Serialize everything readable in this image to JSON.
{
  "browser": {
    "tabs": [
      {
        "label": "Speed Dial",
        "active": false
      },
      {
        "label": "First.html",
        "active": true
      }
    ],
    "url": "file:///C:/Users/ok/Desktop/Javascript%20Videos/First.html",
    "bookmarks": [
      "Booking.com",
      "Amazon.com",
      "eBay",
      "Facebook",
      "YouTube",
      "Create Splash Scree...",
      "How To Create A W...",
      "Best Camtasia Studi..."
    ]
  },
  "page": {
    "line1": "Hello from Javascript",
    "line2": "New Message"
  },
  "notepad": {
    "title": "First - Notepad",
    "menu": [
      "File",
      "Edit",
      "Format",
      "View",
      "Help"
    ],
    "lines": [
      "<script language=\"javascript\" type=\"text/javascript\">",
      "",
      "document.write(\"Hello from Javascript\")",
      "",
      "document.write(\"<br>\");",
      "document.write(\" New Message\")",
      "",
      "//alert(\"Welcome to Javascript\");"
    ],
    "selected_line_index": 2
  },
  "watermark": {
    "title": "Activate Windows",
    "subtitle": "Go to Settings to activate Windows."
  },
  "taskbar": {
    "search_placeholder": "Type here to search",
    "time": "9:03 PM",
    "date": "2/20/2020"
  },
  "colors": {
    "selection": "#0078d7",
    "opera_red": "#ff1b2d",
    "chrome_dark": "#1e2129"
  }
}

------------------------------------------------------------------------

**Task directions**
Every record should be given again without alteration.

**Answer to this exercise**
Serialize everything readable in this image to JSON.
{
  "browser": {
    "tabs": [
      {
        "label": "Speed Dial",
        "active": false
      },
      {
        "label": "First.html",
        "active": true
      }
    ],
    "url": "file:///C:/Users/ok/Desktop/Javascript%20Videos/First.html",
    "bookmarks": [
      "Booking.com",
      "Amazon.com",
      "eBay",
      "Facebook",
      "YouTube",
      "Create Splash Scree...",
      "How To Create A W...",
      "Best Camtasia Studi..."
    ]
  },
  "page": {
    "line1": "Hello from Javascript",
    "line2": "New Message"
  },
  "notepad": {
    "title": "First - Notepad",
    "menu": [
      "File",
      "Edit",
      "Format",
      "View",
      "Help"
    ],
    "lines": [
      "<script language=\"javascript\" type=\"text/javascript\">",
      "",
      "document.write(\"Hello from Javascript\")",
      "",
      "document.write(\"<br>\");",
      "document.write(\" New Message\")",
      "",
      "//alert(\"Welcome to Javascript\");"
    ],
    "selected_line_index": 2
  },
  "watermark": {
    "title": "Activate Windows",
    "subtitle": "Go to Settings to activate Windows."
  },
  "taskbar": {
    "search_placeholder": "Type here to search",
    "time": "9:03 PM",
    "date": "2/20/2020"
  },
  "colors": {
    "selection": "#0078d7",
    "opera_red": "#ff1b2d",
    "chrome_dark": "#1e2129"
  }
}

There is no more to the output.